11/11/2014– Tim Ryan
5 + 5 and
Because Lua is extremely extensible, allowing modification of everything from basic add operators to whether primitives act like objects, a year of effort has resulted in a runtime that emulates many real features of Node.js with only a fraction of the resources Node requires on PC.
Just in Time
LuaJIT is a combination of a few components: a parser/compiler converting Lua source into (LuaJIT’s own) bytecode, an interpreter for running this bytecode, and then a JIT (just-in-time compiler) for optimizing this bytecode into machine code at the lowest level. If you’re not familiar with a JIT, imagine a compiler that runs alongside your code, observing your code as it’s running. If it sees any loops that look intensive, are called often, and use similar types of variables on each iteration, it can bundle these assumptions up as compiler “guards” and generate low-level machine code that acts much more like C than a high level language. If, while your code is running, one of those guards fails (the variable

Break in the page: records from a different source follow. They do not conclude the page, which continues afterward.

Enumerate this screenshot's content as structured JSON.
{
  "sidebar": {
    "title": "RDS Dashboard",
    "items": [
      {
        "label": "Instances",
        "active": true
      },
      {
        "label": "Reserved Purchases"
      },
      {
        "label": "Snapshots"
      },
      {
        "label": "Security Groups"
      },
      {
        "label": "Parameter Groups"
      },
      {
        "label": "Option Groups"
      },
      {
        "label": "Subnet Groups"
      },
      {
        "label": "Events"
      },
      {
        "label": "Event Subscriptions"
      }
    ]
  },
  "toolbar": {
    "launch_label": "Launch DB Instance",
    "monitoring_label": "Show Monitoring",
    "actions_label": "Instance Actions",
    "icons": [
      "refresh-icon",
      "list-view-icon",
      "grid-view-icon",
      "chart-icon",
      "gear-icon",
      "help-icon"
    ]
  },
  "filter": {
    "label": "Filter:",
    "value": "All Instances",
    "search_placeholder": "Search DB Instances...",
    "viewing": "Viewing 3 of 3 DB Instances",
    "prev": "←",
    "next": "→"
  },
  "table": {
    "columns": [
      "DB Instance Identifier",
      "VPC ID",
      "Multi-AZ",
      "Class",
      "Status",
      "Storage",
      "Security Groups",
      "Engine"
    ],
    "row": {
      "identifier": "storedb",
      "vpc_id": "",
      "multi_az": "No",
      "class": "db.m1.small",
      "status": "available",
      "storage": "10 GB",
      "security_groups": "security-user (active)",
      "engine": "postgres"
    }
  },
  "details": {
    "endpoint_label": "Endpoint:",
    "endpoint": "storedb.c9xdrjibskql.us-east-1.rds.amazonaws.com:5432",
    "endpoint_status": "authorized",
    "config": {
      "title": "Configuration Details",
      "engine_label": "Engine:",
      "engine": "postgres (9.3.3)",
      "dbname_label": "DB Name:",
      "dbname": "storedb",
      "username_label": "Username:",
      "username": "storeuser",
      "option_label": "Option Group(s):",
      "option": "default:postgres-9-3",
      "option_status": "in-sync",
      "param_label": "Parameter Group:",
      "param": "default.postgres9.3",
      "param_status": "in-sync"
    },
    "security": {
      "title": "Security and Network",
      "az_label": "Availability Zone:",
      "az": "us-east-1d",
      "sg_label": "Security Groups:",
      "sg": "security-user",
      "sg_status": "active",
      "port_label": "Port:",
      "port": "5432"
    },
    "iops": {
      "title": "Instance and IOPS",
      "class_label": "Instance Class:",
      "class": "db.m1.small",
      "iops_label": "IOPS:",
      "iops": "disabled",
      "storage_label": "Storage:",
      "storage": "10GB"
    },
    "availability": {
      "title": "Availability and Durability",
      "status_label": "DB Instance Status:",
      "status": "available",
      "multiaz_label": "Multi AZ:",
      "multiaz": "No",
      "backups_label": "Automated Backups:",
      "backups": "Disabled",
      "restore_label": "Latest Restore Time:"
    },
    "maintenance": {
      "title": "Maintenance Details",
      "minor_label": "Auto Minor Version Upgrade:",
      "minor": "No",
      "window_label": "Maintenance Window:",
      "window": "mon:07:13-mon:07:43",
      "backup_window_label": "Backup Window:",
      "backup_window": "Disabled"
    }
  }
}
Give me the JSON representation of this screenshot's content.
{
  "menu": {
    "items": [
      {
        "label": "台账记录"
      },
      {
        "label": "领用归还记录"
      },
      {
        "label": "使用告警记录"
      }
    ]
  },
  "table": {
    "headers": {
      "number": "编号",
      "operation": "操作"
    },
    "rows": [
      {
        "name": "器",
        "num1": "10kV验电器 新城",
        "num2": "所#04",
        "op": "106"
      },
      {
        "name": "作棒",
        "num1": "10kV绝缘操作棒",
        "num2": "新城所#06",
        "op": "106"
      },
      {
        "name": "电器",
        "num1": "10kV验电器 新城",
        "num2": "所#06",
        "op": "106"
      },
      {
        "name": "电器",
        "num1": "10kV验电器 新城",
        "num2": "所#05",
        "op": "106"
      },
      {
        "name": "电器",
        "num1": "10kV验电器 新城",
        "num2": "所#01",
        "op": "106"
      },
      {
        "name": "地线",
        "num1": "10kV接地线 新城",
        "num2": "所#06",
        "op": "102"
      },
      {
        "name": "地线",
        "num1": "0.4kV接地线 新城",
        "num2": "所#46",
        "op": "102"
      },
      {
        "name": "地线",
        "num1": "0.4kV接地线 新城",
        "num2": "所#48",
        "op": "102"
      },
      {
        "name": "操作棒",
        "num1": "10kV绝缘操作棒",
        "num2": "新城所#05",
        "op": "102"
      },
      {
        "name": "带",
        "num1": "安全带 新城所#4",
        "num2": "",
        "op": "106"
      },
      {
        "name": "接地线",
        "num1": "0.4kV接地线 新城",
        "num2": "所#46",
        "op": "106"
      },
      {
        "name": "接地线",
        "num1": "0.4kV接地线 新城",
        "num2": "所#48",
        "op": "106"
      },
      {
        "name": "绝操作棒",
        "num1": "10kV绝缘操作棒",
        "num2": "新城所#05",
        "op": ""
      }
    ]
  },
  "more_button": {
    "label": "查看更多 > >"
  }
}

i is no longer a number, because we suddenly assigned it to be an array!) we jump backward into interpreting your code one line at a time. This is one of many optimizations that happen while your code is running inside a VM with just-in-time compilation.
LuaJIT on Thumb
As of today, you can update Tessel to a new build built on LuaJIT’s codebase instead of the classic Lua VM from PUC-Rio by running the usual
tessel update. This doesn’t enable the just-in-time compilation I described; we are working on porting this. For now, LuaJIT’s codebase and interpreter (the first step toward speeding up your code) are enabled and yield a pleasant 2-3x speed improvement. We’re working on porting the JIT component itself to leverage interpreter and speed up code execution by orders of magnitude, so stay tuned.
I’ll be writing more on the technical details of this LuaJIT port in my next few blog posts, so stay tuned.